Content starts

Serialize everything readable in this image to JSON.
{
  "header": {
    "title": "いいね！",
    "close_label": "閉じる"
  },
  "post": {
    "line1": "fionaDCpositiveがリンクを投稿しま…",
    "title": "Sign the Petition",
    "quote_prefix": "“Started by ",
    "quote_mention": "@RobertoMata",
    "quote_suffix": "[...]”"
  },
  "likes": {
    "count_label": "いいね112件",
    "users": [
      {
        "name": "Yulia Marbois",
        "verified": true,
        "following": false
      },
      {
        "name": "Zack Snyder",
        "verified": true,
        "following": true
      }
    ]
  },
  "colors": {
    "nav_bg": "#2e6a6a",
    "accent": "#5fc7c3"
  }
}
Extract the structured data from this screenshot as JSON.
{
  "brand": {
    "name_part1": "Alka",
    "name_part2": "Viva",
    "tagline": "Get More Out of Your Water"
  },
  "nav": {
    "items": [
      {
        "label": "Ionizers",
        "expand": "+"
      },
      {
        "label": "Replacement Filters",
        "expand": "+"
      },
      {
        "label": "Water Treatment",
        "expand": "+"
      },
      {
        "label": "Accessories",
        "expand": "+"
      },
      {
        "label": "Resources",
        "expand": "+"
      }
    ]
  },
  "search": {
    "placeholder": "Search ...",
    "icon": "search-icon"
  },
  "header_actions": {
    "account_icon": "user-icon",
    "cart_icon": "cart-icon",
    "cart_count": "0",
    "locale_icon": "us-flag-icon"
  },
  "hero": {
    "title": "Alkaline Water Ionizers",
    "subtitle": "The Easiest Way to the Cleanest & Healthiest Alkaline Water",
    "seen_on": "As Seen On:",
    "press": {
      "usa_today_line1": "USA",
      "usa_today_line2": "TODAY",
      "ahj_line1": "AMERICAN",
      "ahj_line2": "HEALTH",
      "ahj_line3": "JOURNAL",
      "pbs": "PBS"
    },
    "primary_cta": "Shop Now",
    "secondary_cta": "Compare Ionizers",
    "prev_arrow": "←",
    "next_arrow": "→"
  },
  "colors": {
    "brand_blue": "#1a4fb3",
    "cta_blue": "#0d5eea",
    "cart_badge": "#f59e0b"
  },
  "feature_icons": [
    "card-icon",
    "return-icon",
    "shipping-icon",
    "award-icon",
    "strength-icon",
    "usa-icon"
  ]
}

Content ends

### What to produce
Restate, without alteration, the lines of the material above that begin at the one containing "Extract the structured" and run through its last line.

### Finished task
Extract the structured data from this screenshot as JSON.
{
  "brand": {
    "name_part1": "Alka",
    "name_part2": "Viva",
    "tagline": "Get More Out of Your Water"
  },
  "nav": {
    "items": [
      {
        "label": "Ionizers",
        "expand": "+"
      },
      {
        "label": "Replacement Filters",
        "expand": "+"
      },
      {
        "label": "Water Treatment",
        "expand": "+"
      },
      {
        "label": "Accessories",
        "expand": "+"
      },
      {
        "label": "Resources",
        "expand": "+"
      }
    ]
  },
  "search": {
    "placeholder": "Search ...",
    "icon": "search-icon"
  },
  "header_actions": {
    "account_icon": "user-icon",
    "cart_icon": "cart-icon",
    "cart_count": "0",
    "locale_icon": "us-flag-icon"
  },
  "hero": {
    "title": "Alkaline Water Ionizers",
    "subtitle": "The Easiest Way to the Cleanest & Healthiest Alkaline Water",
    "seen_on": "As Seen On:",
    "press": {
      "usa_today_line1": "USA",
      "usa_today_line2": "TODAY",
      "ahj_line1": "AMERICAN",
      "ahj_line2": "HEALTH",
      "ahj_line3": "JOURNAL",
      "pbs": "PBS"
    },
    "primary_cta": "Shop Now",
    "secondary_cta": "Compare Ionizers",
    "prev_arrow": "←",
    "next_arrow": "→"
  },
  "colors": {
    "brand_blue": "#1a4fb3",
    "cta_blue": "#0d5eea",
    "cart_badge": "#f59e0b"
  },
  "feature_icons": [
    "card-icon",
    "return-icon",
    "shipping-icon",
    "award-icon",
    "strength-icon",
    "usa-icon"
  ]
}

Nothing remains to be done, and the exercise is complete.